Soybean use limited
Source: U.S. Department of Agriculture
Although Paraguay is a fairly large producer of soybeans, domestic consumption of them and their products is minimal, according to the attaché. “Soybeans and soybean meal are used in feed rations for the pork and poultry industries,” a report on the sector said. “Use for cattle rations is very limited as most cattle are still fed on pasture.”
The use of soybean oil for biodiesel is limited because it is more expensive than animal fat.
“Despite financial difficulties, soybean profitably continues to be fairly good,” the report said.
“Paraguayan producers are quick adopters of new production technologies, specifically biotechnology,” it said. “An estimated 95%-97% of Paraguay soybeans come from biotech varieties.
“Contacts state that producers could achieve cost savings through more efficient applications of fertilizer. However, it is doubtful that producers modify such methods. Financing for inputs is still largely provided by input companies. Producers enter what local contacts describe a “barter-like” arrangement where providers will supply inputs to producers in exchange for a negotiated volume of soybeans. In addition, financing is also available through private banks where all transactions are made in dollars.”
Population: 6,783,272 (July 2015 est.)
Religions: Roman Catholic 89.6%, Protestant 6.2%, other Christian 1.1%, other or unspecified 1.9%, none 1.1% (2002 census).
Location: Central South America, northeast of Argentina, southwest of Brazil.
Government: Presidential republic. Chief of state and head of government: President Horacio Cartes Jara (since Aug. 15, 2013).

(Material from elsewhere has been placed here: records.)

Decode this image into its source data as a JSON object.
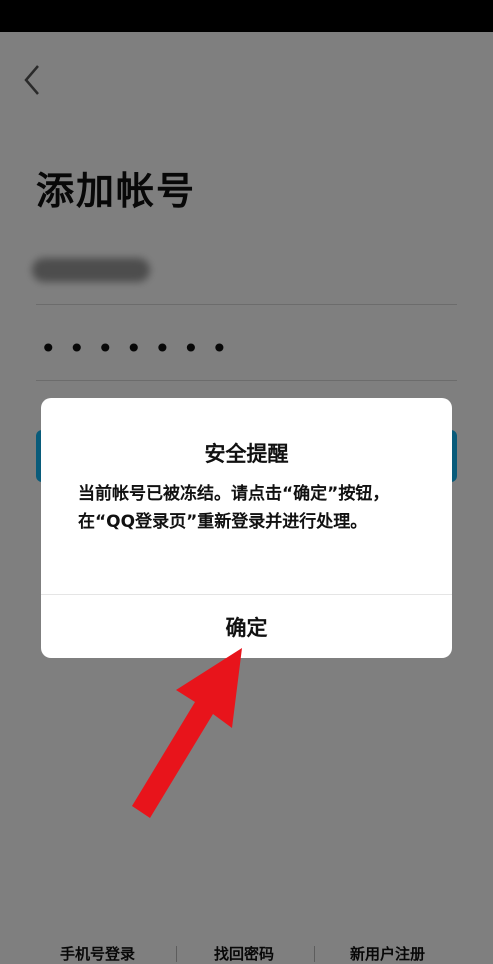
{
  "page": {
    "title": "添加帐号",
    "password_mask": "•••••••"
  },
  "bottom_links": {
    "phone_login": "手机号登录",
    "forgot_password": "找回密码",
    "register": "新用户注册"
  },
  "dialog": {
    "title": "安全提醒",
    "message": "当前帐号已被冻结。请点击“确定”按钮，在“QQ登录页”重新登录并进行处理。",
    "confirm_label": "确定"
  },
  "colors": {
    "accent": "#12b7f5",
    "arrow": "#e8141b"
  }
}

Economy: Landlocked Paraguay has a market economy distinguished by a large informal sector, featuring re-export of imported consumer goods to neighboring countries, as well as the activities of thousands of microenterprises and urban street vendors. A large percentage of the population, especially in rural areas, derives its living from agricultural activity, often on a subsistence basis. Because of the importance of the informal sector, accurate economic measures are difficult to obtain. On a per capita basis, real income has stagnated at 1980 levels. The economy grew rapidly between 2003 and 2008 as growing world demand for commodities combined with high prices and favorable weather to support Paraguay’s commodity-based export expansion. Paraguay is the sixth largest soy producer in the world. Drought hit in 2008, reducing agricultural exports and slowing the economy even before the onset of the global recession. The economy fell 3.8% in 2009, as lower world demand and commodity prices caused exports to contract. The government reacted by introducing fiscal and monetary stimulus packages. Growth resumed in 2010, and has been erratic, although positive, ever since. Severe drought and outbreaks of foot-and-mouth disease led to a drop in beef and other agricultural exports. In addition to the agricultural challenges, political uncertainty, corruption, limited progress on structural reform, and deficient infrastructure are the main obstacles to long-term growth
GDP per capita: $8,800 (2015 est.); inflation: 3.4% (2015 est.); unemployment: 5.5% (2015 est.).
Currency: Guarani (PYG): 5,613.45.guaranis equal 1 U.S. dollar (May 19, 2016).
Exports: $8.352 billion (2015 est.): soybeans, livestock feed, cotton, meat, edible oils, wood, leather.
Imports: $9.604 billion (2015 est.): road vehicles, consumer goods, tobacco, petroleum products, electrical machinery, tractors, chemicals, vehicle parts.
Major crops/agricultural products: Cotton, sugarcane, soybeans, corn, wheat, tobacco, cassava (manioc, tapioca), fruits, vegetables; beef, pork, eggs, milk; timber.
Agriculture: 18.9% of GDP and 26.5% of the labor force.
Internet: Code: .py; 1.9 million users.
Source: CIA World Factbook